Washington and Wahlberg pick up the schtick of Mel Gibson and Danny Glover’s Lethal Weapon duo as two mismatched friends: Wahlberg as garrulous tough nut Stig, a definite nod to Gibson’s Riggs; and Washington as smooth operator Bobby, a sexier version of Glover’s retiring family man. The difference this time, however, is that they are both undercover bank robbers. Bobby is a DEA agent and Stig is a Navy intelligence officer, with neither of them knowing this about the other. They’ve both been assigned to steal $3 million in cash belonging to Mexican drug lord Papi Greco (Edward James Olmos), but things are soon complicated by military types and government officials (including a terrifically oleaginous Bill Paxton).

Based on the 2008 BOOM! Studios comic series by writer Steven Grant and illustrator Mateus Santolouco, the hyper-convoluted plot of 2 Guns is fluidly articulated by Kormákur, who has demonstrated a gift for laying out complex action sequences with a perfect mixture of chaos and coherence, most notably in Contraband (for which he first teamed up with Wahlberg). 2 Guns is an altogether brighter film, however; a Tex-Mex neo-western that embraces its dusty, southern setting, which stands out commendably amidst all the blood thanks to cinematographer Oliver Wood.
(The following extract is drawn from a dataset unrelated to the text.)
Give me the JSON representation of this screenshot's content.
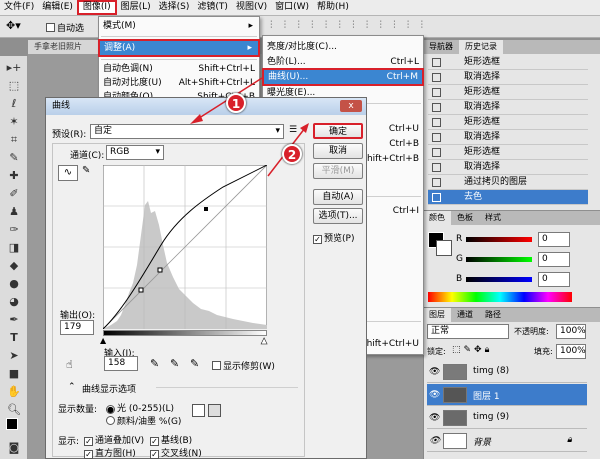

If Kormákur does manage to add something to the well-worn 1980s buddy cop comedy, the problems here remain familiar. The solitary female character comes in the shape (which we get to admire frequently) of Paula Patton’s Deb – a female DEA agent and Bobby’s part-time lover – whose only meaningful actions revolve around her relationships with men. Perhaps that’s to be expected of 2 Guns, where so much reliance is placed on male banter. Thankfully – and this is not to be taken for granted – it is at the very least inoffensive, and at times genuinely funny and charming.

Chris Fennell